Collected data »
+-------+
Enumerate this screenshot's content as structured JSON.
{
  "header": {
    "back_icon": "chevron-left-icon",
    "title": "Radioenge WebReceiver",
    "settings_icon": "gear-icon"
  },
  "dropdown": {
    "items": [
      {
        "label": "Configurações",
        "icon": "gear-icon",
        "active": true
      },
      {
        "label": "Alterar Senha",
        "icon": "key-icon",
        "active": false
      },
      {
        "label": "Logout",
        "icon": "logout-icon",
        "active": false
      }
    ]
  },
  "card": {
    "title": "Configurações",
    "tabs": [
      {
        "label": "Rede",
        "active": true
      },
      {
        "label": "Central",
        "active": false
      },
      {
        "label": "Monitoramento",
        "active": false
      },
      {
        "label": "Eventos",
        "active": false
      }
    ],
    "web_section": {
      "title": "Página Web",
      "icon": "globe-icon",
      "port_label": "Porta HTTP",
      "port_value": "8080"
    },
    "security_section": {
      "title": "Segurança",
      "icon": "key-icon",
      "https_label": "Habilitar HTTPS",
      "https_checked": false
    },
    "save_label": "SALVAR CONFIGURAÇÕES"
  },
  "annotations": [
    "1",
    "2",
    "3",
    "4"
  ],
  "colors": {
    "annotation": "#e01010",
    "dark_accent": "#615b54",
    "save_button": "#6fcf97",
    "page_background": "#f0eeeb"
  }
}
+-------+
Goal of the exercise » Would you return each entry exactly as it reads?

Output for this task »
Enumerate this screenshot's content as structured JSON.
{
  "header": {
    "back_icon": "chevron-left-icon",
    "title": "Radioenge WebReceiver",
    "settings_icon": "gear-icon"
  },
  "dropdown": {
    "items": [
      {
        "label": "Configurações",
        "icon": "gear-icon",
        "active": true
      },
      {
        "label": "Alterar Senha",
        "icon": "key-icon",
        "active": false
      },
      {
        "label": "Logout",
        "icon": "logout-icon",
        "active": false
      }
    ]
  },
  "card": {
    "title": "Configurações",
    "tabs": [
      {
        "label": "Rede",
        "active": true
      },
      {
        "label": "Central",
        "active": false
      },
      {
        "label": "Monitoramento",
        "active": false
      },
      {
        "label": "Eventos",
        "active": false
      }
    ],
    "web_section": {
      "title": "Página Web",
      "icon": "globe-icon",
      "port_label": "Porta HTTP",
      "port_value": "8080"
    },
    "security_section": {
      "title": "Segurança",
      "icon": "key-icon",
      "https_label": "Habilitar HTTPS",
      "https_checked": false
    },
    "save_label": "SALVAR CONFIGURAÇÕES"
  },
  "annotations": [
    "1",
    "2",
    "3",
    "4"
  ],
  "colors": {
    "annotation": "#e01010",
    "dark_accent": "#615b54",
    "save_button": "#6fcf97",
    "page_background": "#f0eeeb"
  }
}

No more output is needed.